Public health challenges- pandemic flu, HIV & AIDS, COVID-19, obesity, neglected diseases, tobacco use, environmental degradation, and underperforming health systems- increasingly shape and are shaped by the political, economic, and social aspects of globalization. Meanwhile, international rules that fall outside the traditional health sphere- such as those governing intellectual property, agriculture, human migration, and greenhouse gas emissions- can have profound impacts on human health. While strong national health systems are critical for meeting population needs, the effects of and capacities to respond to a particular health threat often lie outside the control of any one nation state and outside the health sector. Translating lofty development goals into significant improvement in health outcomes depends on effective global health governance, which could be defined as the "use of formal and informal institutions, rules, and processes by states, intergovernmental organizations, and nonstate actors to deal with challenges to health that require crossborder collective action."
This course will examine the concepts, approaches and institutions of global health governance as well as the governance challenges of global health. It will address the following questions: What is the current institutional architecture of actors engaged in global health? How suitable are existing institutions for responding to the 21st century global health challenges? Which tools and mechanisms have succeeded or failed to govern trans-border health threats, and why? To what extent are the international relations theories relevant in accounting for the dynamics in global health governance? Where are the major governance gaps?

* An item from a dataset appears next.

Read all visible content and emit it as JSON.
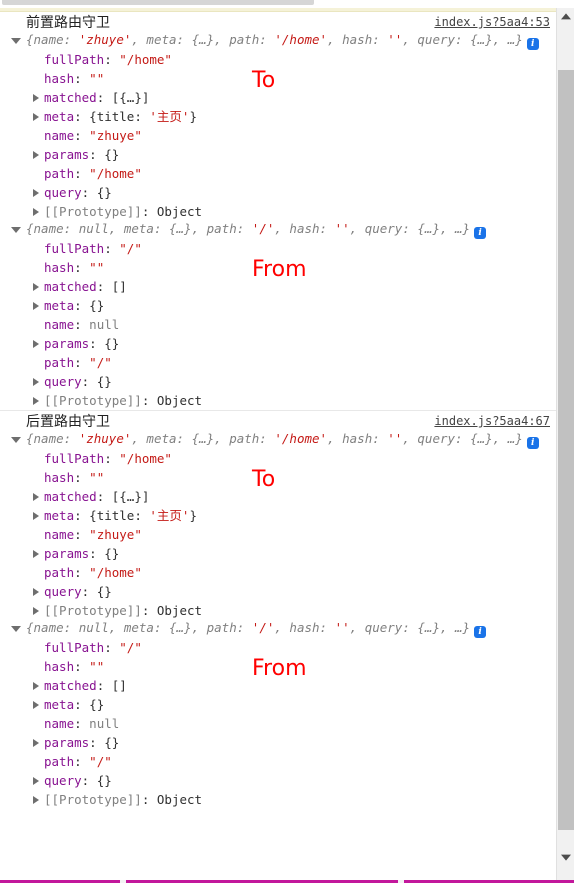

Huang, Yanzhong Ph.D., "Global Health Governance" (2022). Diplomacy Syllabi. 677.